Depending on your level of strength and fitness, about 6-12 weeks of preparation is ideal. Seeing as we are already in the midst of the ski season, that level of preparation will have to wait for next season. Why not book in with our Physiotherapist or our Osteopaths for advice or a specific exercise plan instead.
Niggling injuries here and there are best to get sorted now rather than a week before the trip. A physiotherapist or osteopath will be able to give you a full assessment and guide you through your recovery to get you in the best possible shape for skiing. With pre-existing injuries you must be realistic about how well recovered you are. Take more time to rehabilitate the injury and don’t push yourself too quickly i.e don’t go charging down the steep, mogul infested black run!

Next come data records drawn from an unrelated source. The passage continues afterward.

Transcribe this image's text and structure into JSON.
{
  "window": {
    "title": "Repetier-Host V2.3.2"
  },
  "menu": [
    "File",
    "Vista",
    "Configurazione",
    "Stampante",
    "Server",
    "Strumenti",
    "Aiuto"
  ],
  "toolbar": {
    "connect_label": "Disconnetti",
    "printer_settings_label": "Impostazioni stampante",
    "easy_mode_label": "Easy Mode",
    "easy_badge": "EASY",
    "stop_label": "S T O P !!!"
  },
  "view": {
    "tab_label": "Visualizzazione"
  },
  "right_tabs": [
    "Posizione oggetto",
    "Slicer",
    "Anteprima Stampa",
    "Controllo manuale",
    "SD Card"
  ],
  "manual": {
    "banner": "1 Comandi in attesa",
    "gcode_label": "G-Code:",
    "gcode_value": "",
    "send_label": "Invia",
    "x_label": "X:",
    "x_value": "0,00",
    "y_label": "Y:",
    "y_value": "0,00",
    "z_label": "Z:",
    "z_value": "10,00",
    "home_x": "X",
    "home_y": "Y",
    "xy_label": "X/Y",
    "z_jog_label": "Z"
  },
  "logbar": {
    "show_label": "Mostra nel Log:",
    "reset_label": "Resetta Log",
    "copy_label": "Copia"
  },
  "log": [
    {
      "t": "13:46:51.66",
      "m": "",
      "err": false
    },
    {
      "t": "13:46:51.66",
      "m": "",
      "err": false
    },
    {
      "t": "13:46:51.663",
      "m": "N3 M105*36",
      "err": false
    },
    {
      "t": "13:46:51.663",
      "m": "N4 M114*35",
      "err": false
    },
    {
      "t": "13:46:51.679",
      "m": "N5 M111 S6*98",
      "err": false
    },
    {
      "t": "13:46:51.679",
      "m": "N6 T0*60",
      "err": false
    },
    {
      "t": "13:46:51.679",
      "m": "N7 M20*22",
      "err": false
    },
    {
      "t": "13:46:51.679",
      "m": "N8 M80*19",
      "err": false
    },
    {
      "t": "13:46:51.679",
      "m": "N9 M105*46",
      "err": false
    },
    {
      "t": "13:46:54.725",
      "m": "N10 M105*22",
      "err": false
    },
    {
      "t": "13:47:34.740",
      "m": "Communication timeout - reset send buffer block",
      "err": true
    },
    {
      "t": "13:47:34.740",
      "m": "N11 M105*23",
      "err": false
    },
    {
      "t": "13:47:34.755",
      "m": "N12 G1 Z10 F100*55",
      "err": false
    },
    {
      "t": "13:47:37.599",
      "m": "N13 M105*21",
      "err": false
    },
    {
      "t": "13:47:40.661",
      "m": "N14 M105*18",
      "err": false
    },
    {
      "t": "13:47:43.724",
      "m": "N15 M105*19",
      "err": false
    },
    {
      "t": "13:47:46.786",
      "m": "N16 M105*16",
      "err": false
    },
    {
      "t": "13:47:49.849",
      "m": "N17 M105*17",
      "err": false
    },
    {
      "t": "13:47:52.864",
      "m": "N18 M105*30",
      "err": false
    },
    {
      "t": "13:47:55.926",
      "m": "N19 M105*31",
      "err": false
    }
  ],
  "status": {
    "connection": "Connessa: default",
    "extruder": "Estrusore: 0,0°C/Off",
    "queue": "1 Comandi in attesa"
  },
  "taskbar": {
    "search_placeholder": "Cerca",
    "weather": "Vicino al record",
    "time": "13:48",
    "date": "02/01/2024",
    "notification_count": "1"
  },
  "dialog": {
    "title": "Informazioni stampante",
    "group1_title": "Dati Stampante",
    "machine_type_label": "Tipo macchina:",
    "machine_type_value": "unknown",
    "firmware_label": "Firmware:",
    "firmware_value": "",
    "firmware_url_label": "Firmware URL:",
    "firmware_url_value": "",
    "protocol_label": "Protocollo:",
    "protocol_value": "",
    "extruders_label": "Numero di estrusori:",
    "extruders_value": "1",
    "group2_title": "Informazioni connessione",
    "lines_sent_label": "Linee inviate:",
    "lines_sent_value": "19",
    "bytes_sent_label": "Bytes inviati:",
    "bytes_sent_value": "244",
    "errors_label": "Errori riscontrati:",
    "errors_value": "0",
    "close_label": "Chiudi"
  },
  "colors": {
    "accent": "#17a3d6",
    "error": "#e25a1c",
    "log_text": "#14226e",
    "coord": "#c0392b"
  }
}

You don’t need to have an injury to quantify having an assessment with an osteopath or physiotherapist. With sports such as skiing you shouldn’t just focus on knees. Your whole body is utilised from the muscles that are constantly contracting to enable you to move, the nerves firing to help keep your balance and coordination, to your lungs that are working extensively to keep the oxygen circulating around your body.
Good alignment of the body is vital to performing better in sport. I’ve seen many skiers over use their quadriceps muscles from poor balance and alignment. Correcting these bad postural habits can prevent injuries such as muscle tears, strains and tendinopathies, especially around the knees and back. As an osteopath I always try to correct poor alignment in my treatments. Working with Mitesh, our physiotherapist whom specialises in tendinopathies, we are able to ensure the most effective treatment for our patients.
The risk of injury increases 800% if equipment is borrowed. Ensure your hired or own equipment is properly fitted, in a good condition and set up correctly. Make sure it also matches your level of ability. Many shops offer a service for customising boots to fit your feet perfectly when purchasing them.
Adequate clothing is also essential for preventing hypothermia.
If apres ski is your thing then keep well hydrated as alcohol decreases your performance considerably. Drinking plenty of water can help flush out the toxins and help ease any post-exercise muscle pains. Not to mention get rid of the hangover!
You will be at your most fatigued on day three of the ski trip. So pace yourself, do not overdo it.
Be aware of other skiers/snowboarders especially when getting off a ski lift. I’ve seen many people come back with knee injuries caused by the person sitting next to them as they exit the ski lift.
Post-exercise care is as important as pre-exercise.
Muscle fatigue, tightness, cramps and soreness can easily be relieved by a deep-tissue or sports massage. Our therapists Jo and Tor can tailor the treatment to your preferred levels of intensity and will target the problematic areas, for optimal relief.
Have a wonderful time on the slopes! :)
For more advice/information please get in touch at email@example.com, call our messaging service 02089777412 or visit our website www.hamptonwickhealth.com